Grief is a natural experience that touches everyone, though not always in the same ways. The pain of grief can be frightening and difficult to deal with. ILike everything else in life, the symptoms of grief are temporary. They may be excruciating or overwhelming in the moment, but we can trust that they will pass. Accepting that it may be a challenging and painful journey is the first step to getting through it. Like everything else in life, grief is temporary. When we stop resisting the pain, it moves through us more quickly and ultimately releases itself.
Thich Nhat Hanh spoke of two arrows in life: the first arrow is the circumstance that causes pain, the second our response to it. When something unwelcome happens in our lives, we can choose how we relate to it. When we can accept it and let it pass, supporting ourselves as it moves through us, we only experience the pain of the first arrow. When we react to it with fear, judgment, frustration, indignance and avoidance, we amplify the pain by attempting to change the circumstance and resisting the pain it evokes. The lesson here is to accept the loss, the deep pain and sorrow of it, and allow ourselves to hurt rather than rebelling against it.

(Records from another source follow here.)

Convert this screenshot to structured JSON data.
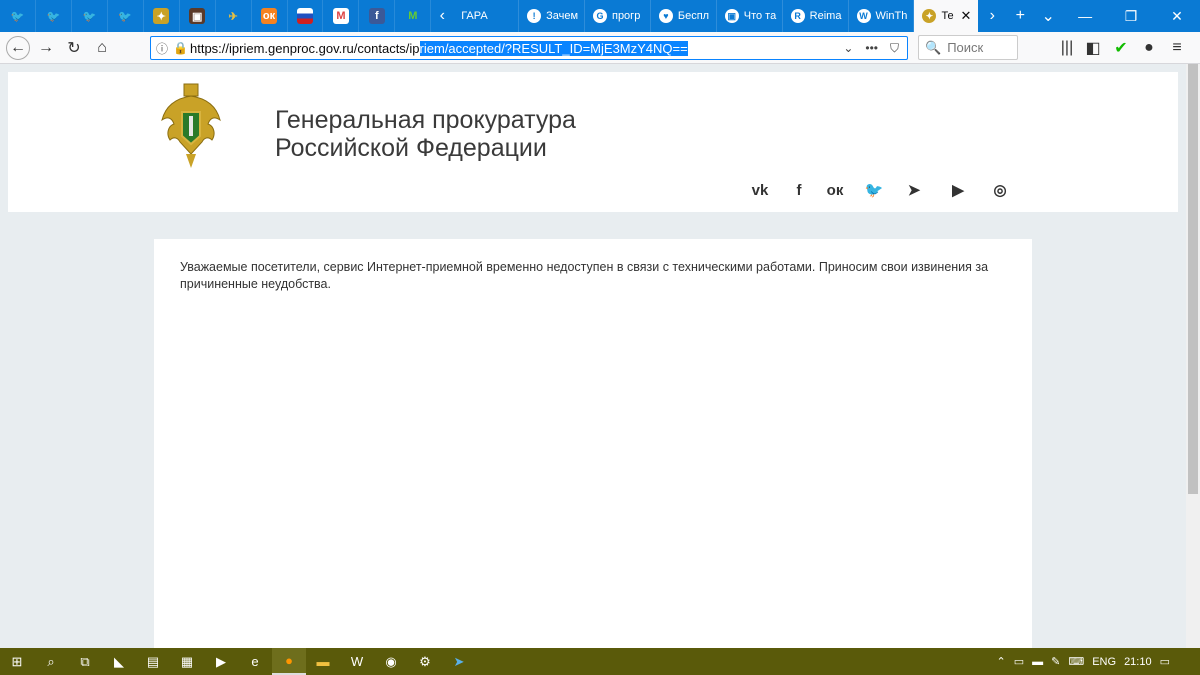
{
  "tabs": {
    "pinned_icons": [
      "twitter-icon",
      "twitter-icon",
      "twitter-icon",
      "twitter-icon",
      "emblem-icon",
      "image-icon",
      "airforce-icon",
      "odnoklassniki-icon",
      "flag-icon",
      "gmail-icon",
      "facebook-icon",
      "m-icon"
    ],
    "items": [
      {
        "label": "ГАРА",
        "icon": "t"
      },
      {
        "label": "Зачем",
        "icon": "!"
      },
      {
        "label": "прогр",
        "icon": "G"
      },
      {
        "label": "Беспл",
        "icon": "♥"
      },
      {
        "label": "Что та",
        "icon": "▣"
      },
      {
        "label": "Reima",
        "icon": "R"
      },
      {
        "label": "WinTh",
        "icon": "W"
      },
      {
        "label": "Те",
        "icon": "✦"
      }
    ]
  },
  "url": {
    "prefix": "https://ipriem.genproc.gov.ru/contacts/ip",
    "selected": "riem/accepted/?RESULT_ID=MjE3MzY4NQ=="
  },
  "search": {
    "placeholder": "Поиск"
  },
  "site": {
    "title_line1": "Генеральная прокуратура",
    "title_line2": "Российской Федерации",
    "social": [
      "vk-icon",
      "facebook-icon",
      "odnoklassniki-icon",
      "twitter-icon",
      "telegram-icon",
      "youtube-icon",
      "instagram-icon"
    ],
    "message": "Уважаемые посетители, сервис Интернет-приемной временно недоступен в связи с техническими работами. Приносим свои извинения за причиненные неудобства."
  },
  "taskbar": {
    "lang": "ENG",
    "time": "21:10"
  }
}
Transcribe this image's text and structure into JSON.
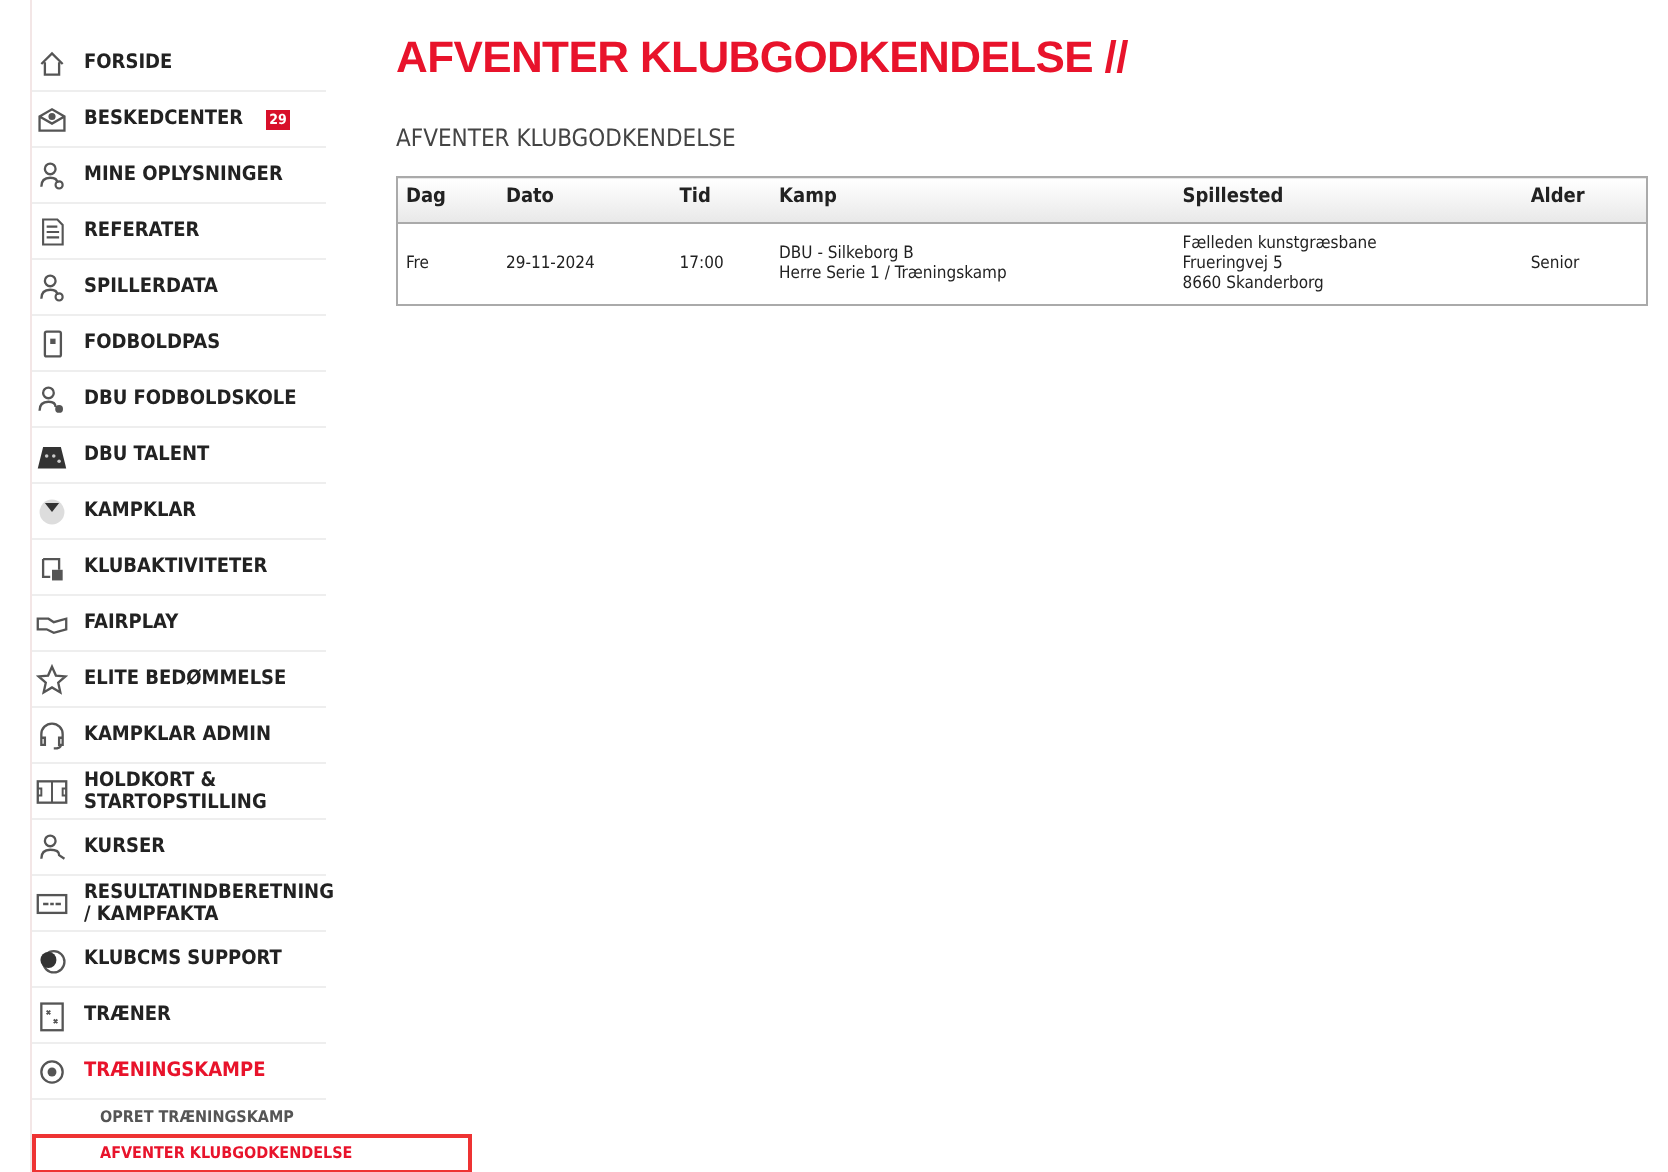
{
  "menu": [
    {
      "label": "FORSIDE",
      "selected": false
    },
    {
      "label": "BESKEDCENTER",
      "badge": "29",
      "selected": false
    },
    {
      "label": "MINE OPLYSNINGER",
      "selected": false
    },
    {
      "label": "REFERATER",
      "selected": false
    },
    {
      "label": "SPILLERDATA",
      "selected": false
    },
    {
      "label": "FODBOLDPAS",
      "selected": false
    },
    {
      "label": "DBU FODBOLDSKOLE",
      "selected": false
    },
    {
      "label": "DBU TALENT",
      "selected": false
    },
    {
      "label": "KAMPKLAR",
      "selected": false
    },
    {
      "label": "KLUBAKTIVITETER",
      "selected": false
    },
    {
      "label": "FAIRPLAY",
      "selected": false
    },
    {
      "label": "ELITE BEDØMMELSE",
      "selected": false
    },
    {
      "label": "KAMPKLAR ADMIN",
      "selected": false
    },
    {
      "label": "HOLDKORT & STARTOPSTILLING",
      "selected": false
    },
    {
      "label": "KURSER",
      "selected": false
    },
    {
      "label": "RESULTATINDBERETNING / KAMPFAKTA",
      "selected": false
    },
    {
      "label": "KLUBCMS SUPPORT",
      "selected": false
    },
    {
      "label": "TRÆNER",
      "selected": false
    },
    {
      "label": "TRÆNINGSKAMPE",
      "selected": true,
      "children": [
        {
          "label": "OPRET TRÆNINGSKAMP",
          "selected": false
        },
        {
          "label": "AFVENTER KLUBGODKENDELSE",
          "selected": true
        }
      ]
    }
  ],
  "page_title": "AFVENTER KLUBGODKENDELSE //",
  "section_title": "AFVENTER KLUBGODKENDELSE",
  "table": {
    "columns": [
      "Dag",
      "Dato",
      "Tid",
      "Kamp",
      "Spillested",
      "Alder"
    ],
    "rows": [
      {
        "cells": [
          [
            "Fre"
          ],
          [
            "29-11-2024"
          ],
          [
            "17:00"
          ],
          [
            "DBU - Silkeborg B",
            "Herre Serie 1 / Træningskamp"
          ],
          [
            "Fælleden kunstgræsbane",
            "Frueringvej 5",
            "8660 Skanderborg"
          ],
          [
            "Senior"
          ]
        ]
      }
    ]
  }
}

It’s important to remember that each grief journey is unique, and emotions and experiences that grief brings are temporary. Some grieving experiences are more intensely painful and disruptive to our lives than others. If symptoms of grief are impairing your ability to function in daily life, it may be valuable to engage professional support.
3. Find healthy ways to express your grief, especially if you’re not comfortable or able to talk about your feelings with others.
There are many healthy ways to express and release grief. While many people benefit from sharing their stories and connecting with others, others prefer to navigate their grief privately. Feelings can be expressed through creative arts such as writing, painting, poetry, drawing, design, photography and more; through movement and somatic practices such as walking, dancing, running, hiking, yoga, going to the gym, swimming and other activities; and most importantly through feeling and expressing the emotions grief bring. It’s ok to let it all out, and important to find safe ways to do that. Practices such as meditation, prayer and quiet reflection can also help to cope with and detach from feelings as they arise, especially when they are overwhelming.
4. Seeking professional help for grief can be invaluable.
Grief is a powerful and common human experience that is often misunderstood. There’s no need to suffer a deeply confusing and painful time in life alone. If you or someone you know is experiencing overwhelming symptoms of grief, struggling to navigate the waves of emotions or simply looking for ways to feel less alone in the journey, it may be valuable to seek professional help. Grief counselors offer connection that softens the pain and isolation of loss, guidance that contextualizes each unique journey, and support that eases the pain of loss and encourages the possibility of new life.
As Empowered Endings works to reshape the way we approach the End of Life Care, we also hope to reshape how we speak about loss, how we support those who experience it and ease some of the sufferings of those who are in the midst of it.
To learn more about how we support patients and loved ones, visit our medical group page.